[Web page and app entries]
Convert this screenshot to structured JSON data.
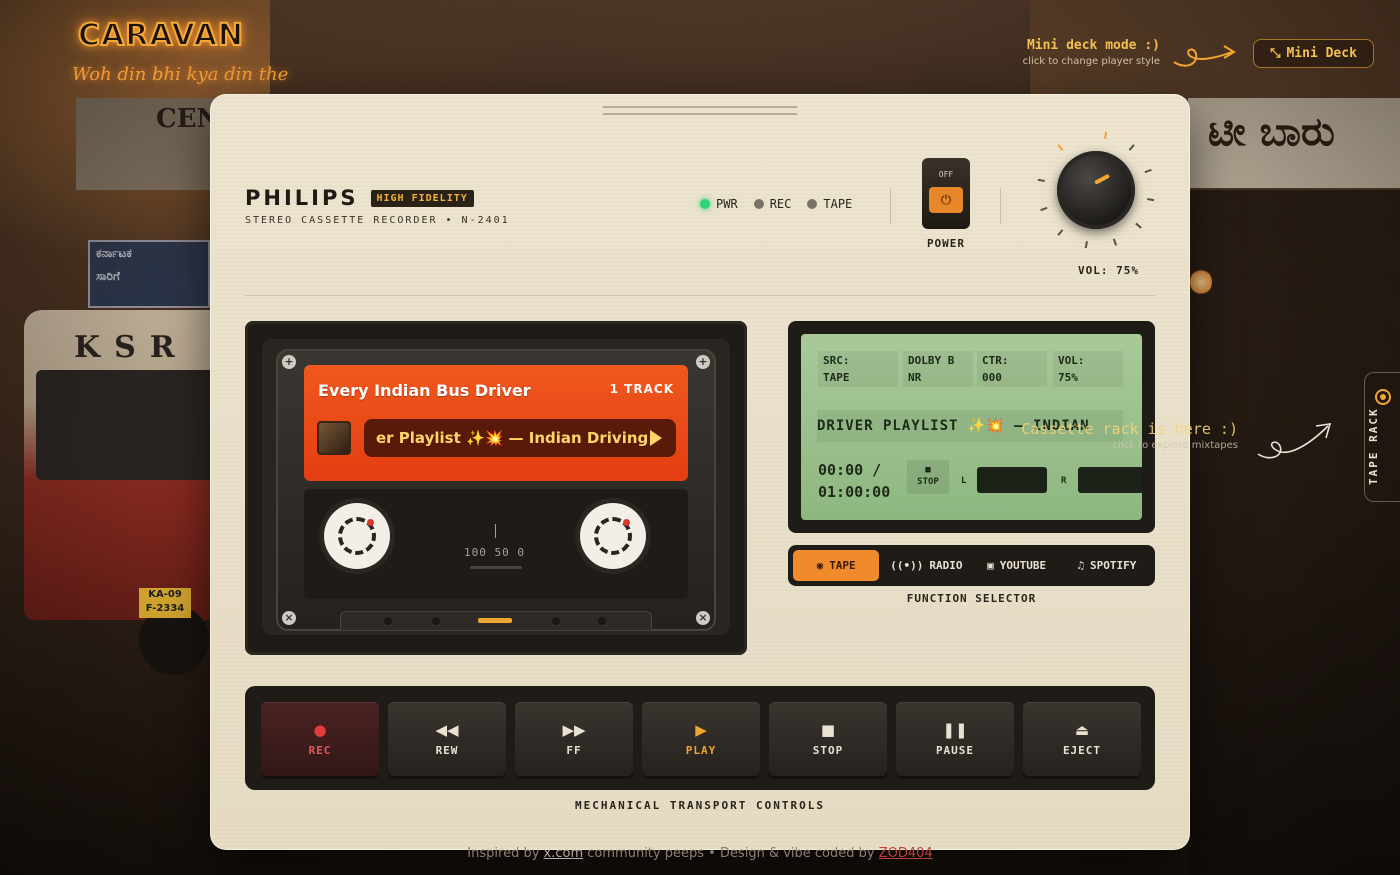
{
  "app": {
    "logo": "CARAVAN",
    "tagline": "Woh din bhi kya din the"
  },
  "mini_deck": {
    "hint_title": "Mini deck mode :)",
    "hint_sub": "click to change player style",
    "button_label": "Mini Deck"
  },
  "device": {
    "brand": "PHILIPS",
    "badge": "HIGH FIDELITY",
    "model": "STEREO CASSETTE RECORDER • N-2401",
    "leds": [
      {
        "label": "PWR",
        "on": true
      },
      {
        "label": "REC",
        "on": false
      },
      {
        "label": "TAPE",
        "on": false
      }
    ],
    "power": {
      "off_label": "OFF",
      "label": "POWER"
    },
    "volume": {
      "label": "VOL: 75%",
      "level_percent": 75
    }
  },
  "cassette": {
    "title": "Every Indian Bus Driver",
    "tracks": "1 TRACK",
    "now_playing": "er Playlist ✨💥 — Indian Driving",
    "counter": "100 50 0"
  },
  "lcd": {
    "src_label": "SRC:",
    "src_value": "TAPE",
    "dolby_label": "DOLBY B",
    "dolby_value": "NR",
    "ctr_label": "CTR:",
    "ctr_value": "000",
    "vol_label": "VOL:",
    "vol_value": "75%",
    "marquee": "DRIVER PLAYLIST ✨💥 — INDIAN",
    "time_elapsed": "00:00 /",
    "time_total": "01:00:00",
    "state_icon": "■",
    "state_label": "STOP",
    "left_channel": "L",
    "right_channel": "R"
  },
  "function_selector": {
    "label": "FUNCTION SELECTOR",
    "options": [
      {
        "label": "TAPE",
        "icon": "cassette-icon",
        "active": true
      },
      {
        "label": "RADIO",
        "icon": "radio-icon",
        "active": false
      },
      {
        "label": "YOUTUBE",
        "icon": "youtube-icon",
        "active": false
      },
      {
        "label": "SPOTIFY",
        "icon": "music-note-icon",
        "active": false
      }
    ]
  },
  "transport": {
    "label": "MECHANICAL TRANSPORT CONTROLS",
    "buttons": [
      {
        "label": "REC",
        "icon": "●"
      },
      {
        "label": "REW",
        "icon": "◀◀"
      },
      {
        "label": "FF",
        "icon": "▶▶"
      },
      {
        "label": "PLAY",
        "icon": "▶"
      },
      {
        "label": "STOP",
        "icon": "■"
      },
      {
        "label": "PAUSE",
        "icon": "❚❚"
      },
      {
        "label": "EJECT",
        "icon": "⏏"
      }
    ]
  },
  "tape_rack": {
    "hint_title": "Cassette rack is here :)",
    "hint_sub": "click to explore mixtapes",
    "tab_label": "TAPE RACK"
  },
  "footer": {
    "prefix": "Inspired by",
    "link": "x.com",
    "middle": "community peeps  •  Design & vibe coded by",
    "author": "ZOD404"
  },
  "colors": {
    "accent": "#f08a2b",
    "lcd_green": "#a9c99a",
    "body_cream": "#ede4cf",
    "label_orange": "#e43e12"
  }
}
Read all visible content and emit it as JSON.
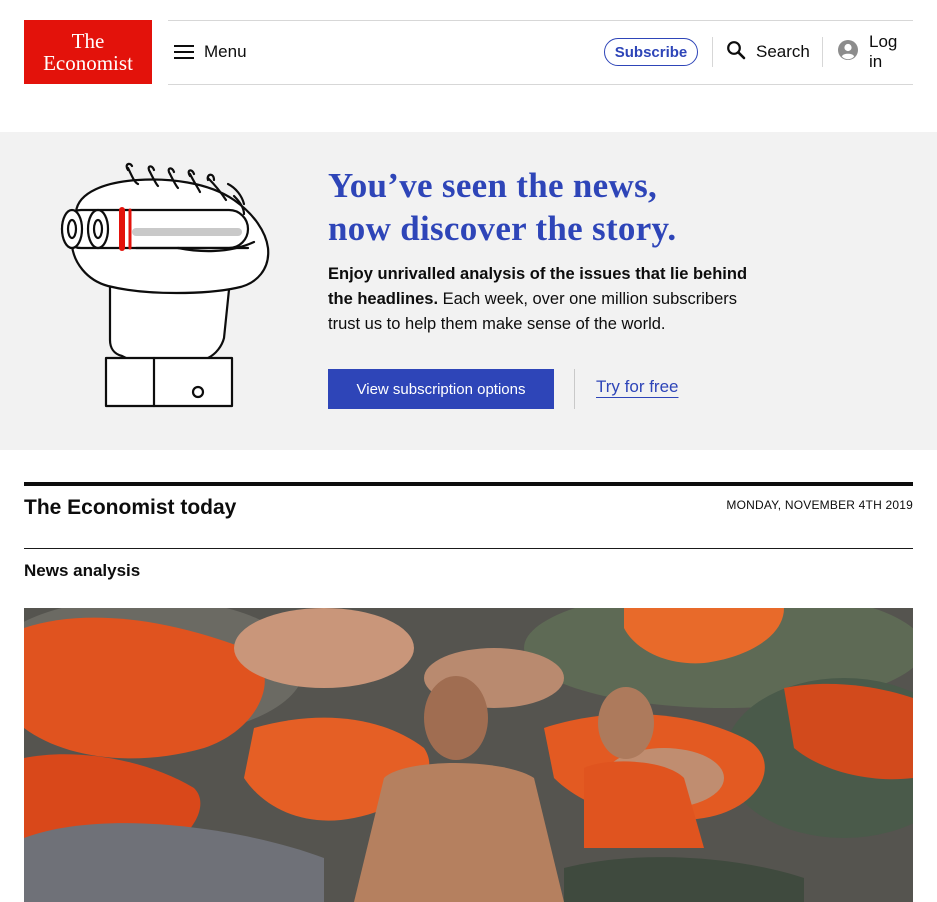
{
  "header": {
    "logo_line1": "The",
    "logo_line2": "Economist",
    "menu_label": "Menu",
    "subscribe_label": "Subscribe",
    "search_label": "Search",
    "login_label": "Log in"
  },
  "promo": {
    "headline_line1": "You’ve seen the news,",
    "headline_line2": "now discover the story.",
    "body_bold": "Enjoy unrivalled analysis of the issues that lie behind the headlines.",
    "body_rest": " Each week, over one million subscribers trust us to help them make sense of the world.",
    "cta_primary": "View subscription options",
    "cta_secondary": "Try for free"
  },
  "today": {
    "title": "The Economist today",
    "date": "MONDAY, NOVEMBER 4TH 2019",
    "section_label": "News analysis"
  },
  "colors": {
    "brand_red": "#e3120b",
    "accent_blue": "#2e45b8",
    "promo_bg": "#f2f2f2"
  },
  "icons": {
    "menu": "hamburger-icon",
    "search": "search-icon",
    "account": "account-icon"
  }
}
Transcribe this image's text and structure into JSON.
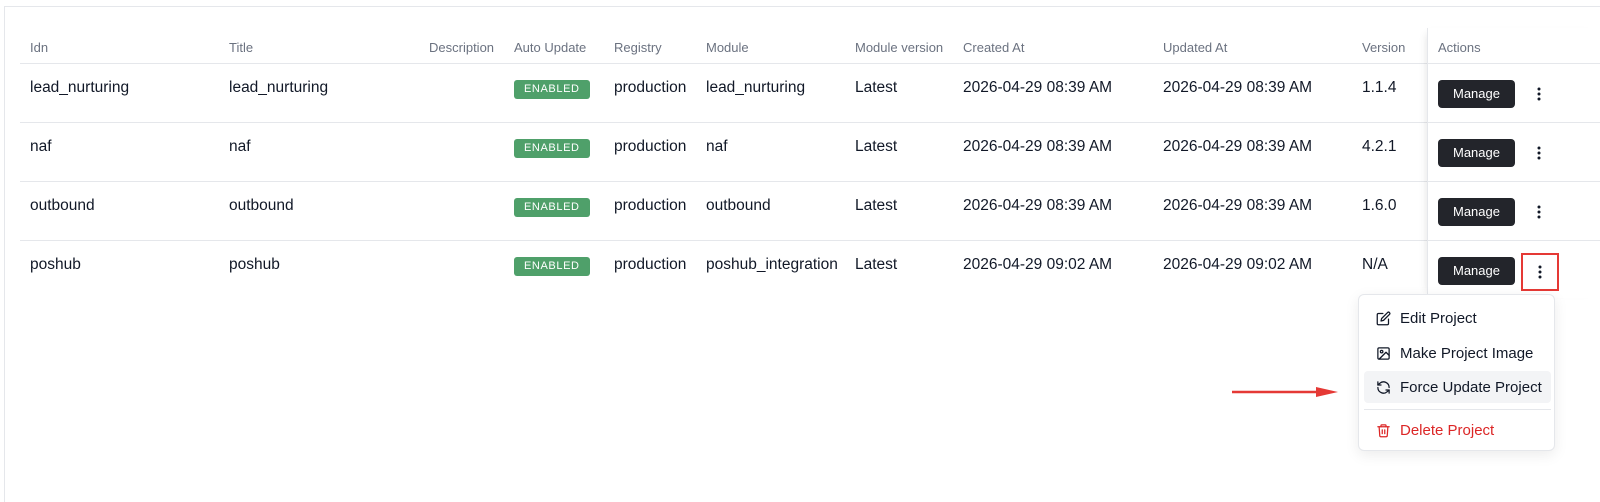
{
  "table": {
    "headers": {
      "idn": "Idn",
      "title": "Title",
      "description": "Description",
      "auto_update": "Auto Update",
      "registry": "Registry",
      "module": "Module",
      "module_version": "Module version",
      "created_at": "Created At",
      "updated_at": "Updated At",
      "version": "Version",
      "actions": "Actions"
    },
    "rows": [
      {
        "idn": "lead_nurturing",
        "title": "lead_nurturing",
        "description": "",
        "auto_update": "ENABLED",
        "registry": "production",
        "module": "lead_nurturing",
        "module_version": "Latest",
        "created_at": "2026-04-29 08:39 AM",
        "updated_at": "2026-04-29 08:39 AM",
        "version": "1.1.4",
        "manage_label": "Manage"
      },
      {
        "idn": "naf",
        "title": "naf",
        "description": "",
        "auto_update": "ENABLED",
        "registry": "production",
        "module": "naf",
        "module_version": "Latest",
        "created_at": "2026-04-29 08:39 AM",
        "updated_at": "2026-04-29 08:39 AM",
        "version": "4.2.1",
        "manage_label": "Manage"
      },
      {
        "idn": "outbound",
        "title": "outbound",
        "description": "",
        "auto_update": "ENABLED",
        "registry": "production",
        "module": "outbound",
        "module_version": "Latest",
        "created_at": "2026-04-29 08:39 AM",
        "updated_at": "2026-04-29 08:39 AM",
        "version": "1.6.0",
        "manage_label": "Manage"
      },
      {
        "idn": "poshub",
        "title": "poshub",
        "description": "",
        "auto_update": "ENABLED",
        "registry": "production",
        "module": "poshub_integration",
        "module_version": "Latest",
        "created_at": "2026-04-29 09:02 AM",
        "updated_at": "2026-04-29 09:02 AM",
        "version": "N/A",
        "manage_label": "Manage"
      }
    ]
  },
  "dropdown_menu": {
    "items": [
      {
        "label": "Edit Project",
        "icon": "edit-icon"
      },
      {
        "label": "Make Project Image",
        "icon": "image-icon"
      },
      {
        "label": "Force Update Project",
        "icon": "refresh-icon"
      },
      {
        "label": "Delete Project",
        "icon": "trash-icon"
      }
    ]
  },
  "colors": {
    "badge_enabled": "#4fa06a",
    "manage_button": "#23252b",
    "danger": "#dc2626",
    "annotation": "#e53935"
  }
}
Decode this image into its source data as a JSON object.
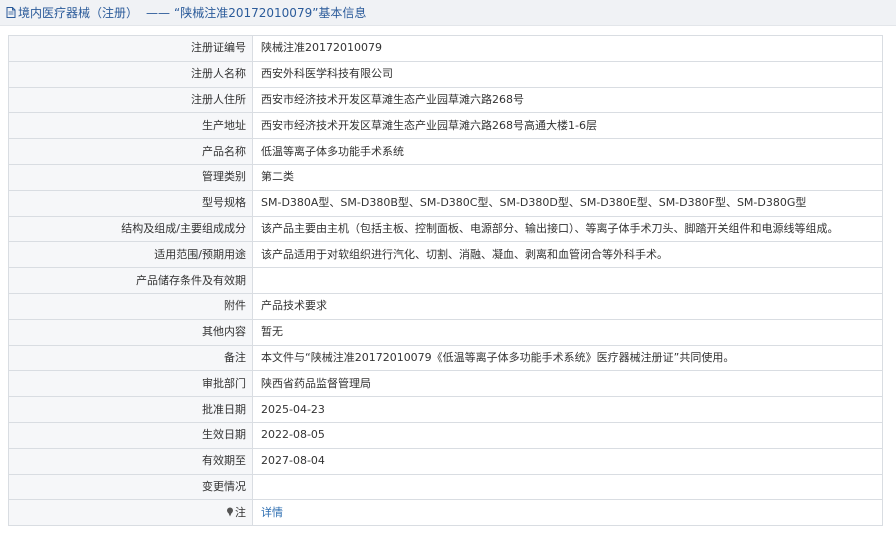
{
  "header": {
    "title": "境内医疗器械（注册）",
    "separator": "——",
    "record": "“陕械注准20172010079”基本信息",
    "icon": "document-icon"
  },
  "rows": [
    {
      "label": "注册证编号",
      "value": "陕械注准20172010079"
    },
    {
      "label": "注册人名称",
      "value": "西安外科医学科技有限公司"
    },
    {
      "label": "注册人住所",
      "value": "西安市经济技术开发区草滩生态产业园草滩六路268号"
    },
    {
      "label": "生产地址",
      "value": "西安市经济技术开发区草滩生态产业园草滩六路268号高通大楼1-6层"
    },
    {
      "label": "产品名称",
      "value": "低温等离子体多功能手术系统"
    },
    {
      "label": "管理类别",
      "value": "第二类"
    },
    {
      "label": "型号规格",
      "value": "SM-D380A型、SM-D380B型、SM-D380C型、SM-D380D型、SM-D380E型、SM-D380F型、SM-D380G型"
    },
    {
      "label": "结构及组成/主要组成成分",
      "value": "该产品主要由主机（包括主板、控制面板、电源部分、输出接口）、等离子体手术刀头、脚踏开关组件和电源线等组成。"
    },
    {
      "label": "适用范围/预期用途",
      "value": "该产品适用于对软组织进行汽化、切割、消融、凝血、剥离和血管闭合等外科手术。"
    },
    {
      "label": "产品储存条件及有效期",
      "value": ""
    },
    {
      "label": "附件",
      "value": "产品技术要求"
    },
    {
      "label": "其他内容",
      "value": "暂无"
    },
    {
      "label": "备注",
      "value": "本文件与“陕械注准20172010079《低温等离子体多功能手术系统》医疗器械注册证”共同使用。"
    },
    {
      "label": "审批部门",
      "value": "陕西省药品监督管理局"
    },
    {
      "label": "批准日期",
      "value": "2025-04-23"
    },
    {
      "label": "生效日期",
      "value": "2022-08-05"
    },
    {
      "label": "有效期至",
      "value": "2027-08-04"
    },
    {
      "label": "变更情况",
      "value": ""
    }
  ],
  "note_row": {
    "label": "注",
    "icon": "pin-icon",
    "link": "详情"
  },
  "colors": {
    "header_text": "#2b5b9a",
    "link": "#2b6cb0",
    "label_bg": "#f6f7f9",
    "border": "#d9dde2"
  }
}
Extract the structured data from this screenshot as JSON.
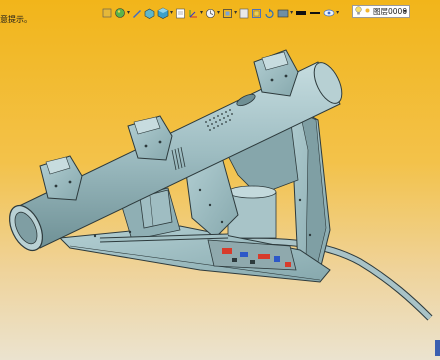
{
  "statusbar": {
    "hint": "意提示。"
  },
  "toolbar": {
    "icons": [
      "render-icon",
      "color-icon",
      "edit-icon",
      "view-cube-icon",
      "shaded-icon",
      "sheet-icon",
      "axis-icon",
      "clock-icon",
      "frame-icon",
      "zoom-fit-icon",
      "zoom-window-icon",
      "rotate-icon",
      "rectangle-icon",
      "line-color-icon",
      "line-weight-icon",
      "visibility-icon"
    ],
    "layer_value": "图层0000"
  },
  "colors": {
    "bg_top": "#f2b51a",
    "bg_bottom": "#ebe3cf",
    "part": "#9fbfc4",
    "part_dark": "#6f9196",
    "outline": "#2d3a3c",
    "accent_red": "#d83b2b",
    "accent_blue": "#2d58c8"
  }
}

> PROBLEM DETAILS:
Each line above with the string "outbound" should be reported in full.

> SOLVED EXERCISE:
        "idn": "outbound",
        "title": "outbound",
        "module": "outbound",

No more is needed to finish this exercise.